A coffee shop in Vermont has issued an one-year universal trespass order that bans a local amateur photographer from 67 establishments on the Church Street Marketplace because he would not comply with repeated requests to stop photographing the patrons and employees of a coffee shop. Here’s his Flickr stream.
This one should be fun. On one side you have a guy who is perfectly within his rights to hang out and photograph people in a public place. On the other hand you have a coffee shop
and 66 other merchants who are sick of their customers and employees being creeped out by a guy taking pictures.
Who is right?
We join the drama after the photographer has been repeatedly asked to stop taking pictures and has refused.
About a month later, during a February snowstorm, Scott shot some pictures of a woman smoking a cigarette outside Uncommon Grounds on Church Street. Scott claims he was about 50 feet away when the woman, an employee of the coffeehouse, noticed his camera and asked him not to take her picture. Scott claims he backed off. But the woman also asked Scott to delete the pictures he’d already taken of her. He refused. The following Monday, March 1, a Burlington police officer again showed up at Scott’s workplace, and this time issued him a one-year universal trespass order that bans him from 67 establishments on the Church Street Marketplace. If Scott enters any of them, he could be arrested.
“If I had been drunk and gone into Uncommon Grounds and created a loud scene, I can understand why they wouldn’t want me in there,” Scott says. “But I wasn’t even in the store. I wasn’t even in front of the store.”
Manager Mara Bethel tells a different story.
“We’ve had a problem with him a number of times before — taking pictures of women, specifically, on the sneaky side of things — without asking their permission,” she says. “A number of customers have come in and said, ‘There’s a guy out there taking pictures and it’s really creeping us out.’”
Bethel confirms that Scott didn’t enter the coffeehouse to take pictures, nor does she describe his pictures as “lewd.” Nevertheless, she says, Scott’s persistence and demeanor were “unsettling” to her and other employees.

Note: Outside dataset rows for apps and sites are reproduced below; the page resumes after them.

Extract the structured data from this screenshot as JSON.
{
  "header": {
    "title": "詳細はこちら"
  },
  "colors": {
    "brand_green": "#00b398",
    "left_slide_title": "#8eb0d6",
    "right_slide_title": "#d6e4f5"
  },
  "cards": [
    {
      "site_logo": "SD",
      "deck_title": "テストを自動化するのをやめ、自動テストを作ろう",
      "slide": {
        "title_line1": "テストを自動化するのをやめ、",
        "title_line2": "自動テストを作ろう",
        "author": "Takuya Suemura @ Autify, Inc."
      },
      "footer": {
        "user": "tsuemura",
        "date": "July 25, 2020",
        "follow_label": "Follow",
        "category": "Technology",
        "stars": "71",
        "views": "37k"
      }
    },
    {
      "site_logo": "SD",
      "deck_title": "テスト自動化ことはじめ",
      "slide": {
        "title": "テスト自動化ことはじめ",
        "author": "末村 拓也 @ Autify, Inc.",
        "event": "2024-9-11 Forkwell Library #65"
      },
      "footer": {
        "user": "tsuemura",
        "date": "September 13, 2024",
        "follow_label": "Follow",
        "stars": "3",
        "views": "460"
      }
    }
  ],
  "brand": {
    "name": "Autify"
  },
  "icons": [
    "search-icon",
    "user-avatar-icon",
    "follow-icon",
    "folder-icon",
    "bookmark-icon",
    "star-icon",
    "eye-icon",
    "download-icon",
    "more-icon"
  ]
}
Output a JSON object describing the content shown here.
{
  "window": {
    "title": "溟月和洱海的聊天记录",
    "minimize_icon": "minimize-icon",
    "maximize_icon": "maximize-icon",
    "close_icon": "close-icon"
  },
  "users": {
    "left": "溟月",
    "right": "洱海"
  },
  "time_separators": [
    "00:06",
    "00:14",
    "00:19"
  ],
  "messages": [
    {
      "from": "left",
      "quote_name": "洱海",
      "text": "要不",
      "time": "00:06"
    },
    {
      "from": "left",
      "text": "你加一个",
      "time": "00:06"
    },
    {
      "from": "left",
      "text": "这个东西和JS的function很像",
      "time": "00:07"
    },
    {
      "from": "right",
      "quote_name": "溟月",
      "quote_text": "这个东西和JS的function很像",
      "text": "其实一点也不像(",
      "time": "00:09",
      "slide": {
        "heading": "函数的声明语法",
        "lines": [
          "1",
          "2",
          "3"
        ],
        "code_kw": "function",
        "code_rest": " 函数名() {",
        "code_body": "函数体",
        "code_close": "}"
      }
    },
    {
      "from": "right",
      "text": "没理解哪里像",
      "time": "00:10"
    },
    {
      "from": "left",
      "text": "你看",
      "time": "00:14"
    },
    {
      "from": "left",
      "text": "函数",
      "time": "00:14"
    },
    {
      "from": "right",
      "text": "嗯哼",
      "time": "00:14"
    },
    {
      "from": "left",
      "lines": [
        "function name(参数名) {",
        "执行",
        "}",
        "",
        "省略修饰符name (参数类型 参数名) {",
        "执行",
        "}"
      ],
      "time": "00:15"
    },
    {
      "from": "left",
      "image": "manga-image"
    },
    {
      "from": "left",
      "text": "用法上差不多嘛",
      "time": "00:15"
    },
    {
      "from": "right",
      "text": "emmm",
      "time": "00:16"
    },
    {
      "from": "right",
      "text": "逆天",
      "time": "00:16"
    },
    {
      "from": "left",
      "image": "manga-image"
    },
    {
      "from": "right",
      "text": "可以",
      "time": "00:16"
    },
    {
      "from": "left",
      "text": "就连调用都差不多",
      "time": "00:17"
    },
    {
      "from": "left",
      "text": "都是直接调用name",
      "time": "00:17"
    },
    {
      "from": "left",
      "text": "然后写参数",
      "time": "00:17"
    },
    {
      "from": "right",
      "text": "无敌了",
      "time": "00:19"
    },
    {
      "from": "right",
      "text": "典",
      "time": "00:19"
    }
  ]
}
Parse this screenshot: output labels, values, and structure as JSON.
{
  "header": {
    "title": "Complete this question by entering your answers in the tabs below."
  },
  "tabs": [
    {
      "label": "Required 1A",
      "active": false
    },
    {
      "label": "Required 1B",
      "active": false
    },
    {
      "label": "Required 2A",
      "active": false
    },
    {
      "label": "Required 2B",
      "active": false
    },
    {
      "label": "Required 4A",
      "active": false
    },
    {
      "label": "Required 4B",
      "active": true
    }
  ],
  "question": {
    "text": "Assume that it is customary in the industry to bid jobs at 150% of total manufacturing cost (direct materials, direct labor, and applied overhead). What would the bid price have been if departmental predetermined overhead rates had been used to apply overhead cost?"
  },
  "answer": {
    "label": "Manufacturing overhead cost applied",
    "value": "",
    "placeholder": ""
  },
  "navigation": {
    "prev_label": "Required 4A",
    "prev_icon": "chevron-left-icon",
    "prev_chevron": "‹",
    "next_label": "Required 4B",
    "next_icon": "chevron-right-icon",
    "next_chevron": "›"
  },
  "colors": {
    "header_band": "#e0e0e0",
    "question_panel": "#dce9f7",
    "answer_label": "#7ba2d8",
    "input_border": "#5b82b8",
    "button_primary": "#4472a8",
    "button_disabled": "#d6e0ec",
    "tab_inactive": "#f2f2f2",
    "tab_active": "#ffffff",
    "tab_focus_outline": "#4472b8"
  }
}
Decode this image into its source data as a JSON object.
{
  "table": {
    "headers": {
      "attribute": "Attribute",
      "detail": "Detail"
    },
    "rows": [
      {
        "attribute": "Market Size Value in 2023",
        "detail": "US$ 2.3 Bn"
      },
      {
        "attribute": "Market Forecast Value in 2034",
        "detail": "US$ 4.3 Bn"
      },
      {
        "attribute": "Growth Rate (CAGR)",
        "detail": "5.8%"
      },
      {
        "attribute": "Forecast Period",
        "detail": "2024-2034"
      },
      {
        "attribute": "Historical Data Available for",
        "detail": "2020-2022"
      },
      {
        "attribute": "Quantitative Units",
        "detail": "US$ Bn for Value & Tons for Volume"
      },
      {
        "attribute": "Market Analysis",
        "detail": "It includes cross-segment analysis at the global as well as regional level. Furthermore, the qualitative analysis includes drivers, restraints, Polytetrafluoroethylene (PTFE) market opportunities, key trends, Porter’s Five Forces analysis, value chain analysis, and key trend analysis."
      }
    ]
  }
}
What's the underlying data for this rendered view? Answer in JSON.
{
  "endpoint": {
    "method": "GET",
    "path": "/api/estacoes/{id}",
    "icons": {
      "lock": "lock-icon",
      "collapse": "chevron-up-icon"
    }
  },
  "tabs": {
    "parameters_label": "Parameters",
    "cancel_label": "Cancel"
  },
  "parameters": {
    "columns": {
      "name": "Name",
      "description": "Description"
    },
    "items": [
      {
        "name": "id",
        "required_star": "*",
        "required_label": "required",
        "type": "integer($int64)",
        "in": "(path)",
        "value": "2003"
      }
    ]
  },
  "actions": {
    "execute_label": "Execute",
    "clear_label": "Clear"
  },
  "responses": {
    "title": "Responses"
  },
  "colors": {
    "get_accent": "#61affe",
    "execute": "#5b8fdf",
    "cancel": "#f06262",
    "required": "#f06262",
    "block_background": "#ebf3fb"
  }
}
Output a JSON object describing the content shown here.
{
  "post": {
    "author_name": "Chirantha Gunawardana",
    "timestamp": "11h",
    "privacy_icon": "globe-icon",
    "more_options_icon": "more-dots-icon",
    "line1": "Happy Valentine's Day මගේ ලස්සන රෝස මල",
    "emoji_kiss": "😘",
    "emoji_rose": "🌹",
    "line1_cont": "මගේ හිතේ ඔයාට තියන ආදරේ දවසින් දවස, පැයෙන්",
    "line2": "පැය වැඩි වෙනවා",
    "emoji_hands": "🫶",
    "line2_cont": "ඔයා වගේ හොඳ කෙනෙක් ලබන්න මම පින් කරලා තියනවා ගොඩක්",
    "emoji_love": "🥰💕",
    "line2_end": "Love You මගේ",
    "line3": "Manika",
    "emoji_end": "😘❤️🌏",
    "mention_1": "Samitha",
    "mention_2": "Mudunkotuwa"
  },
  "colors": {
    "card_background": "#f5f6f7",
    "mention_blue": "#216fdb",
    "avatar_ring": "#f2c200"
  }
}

“For the young women around here, it felt really uncomfortable, someone kind of lurking about, and then quickly taking their picture and turning away,” Bethel says. Moreover, when someone asked Scott what he was doing, she claims he became defensive and argumentative.
It seems that both parties are within their rights. The photographer can stand outside creeping people out and the coffee shop and other merchants can ban him from coming inside for whatever reason they like, he doesn’t have to have committed a crime. In any case, according to the tipster who sent this story, the coffee shop is getting some backlash for the ban.
So, Internet, it’s up to you. Who is right?
UPDATE: I continue to get emails about this post, so I’d like to clear up my personal views about street photography. Consumerist is not generally accused of falling on the side of businesses, so it has surprised and hurt me to find out that some photographers thought I was simply siding with the store, particularly since I take similar photographs and Consumerist has a Flickr pool full of them. Our organization actively and enthusiastically promotes amateur street photography, specifically photographs of commercial spaces, so I stupidly assumed that my bias towards photographer’s rights was self-evident and that I could be sarcastic in tone.
Keep taking photos of commercial spaces and please keep submitting them to our Flickr pool. Consumerist depends both on you and your right to do this. Thank you.
sevencardan’s photostream [Flickr]
photo that got him banned [Flickr]
A Photographer Is “Banned” for Taking Pictures on Church Street [Seven Days]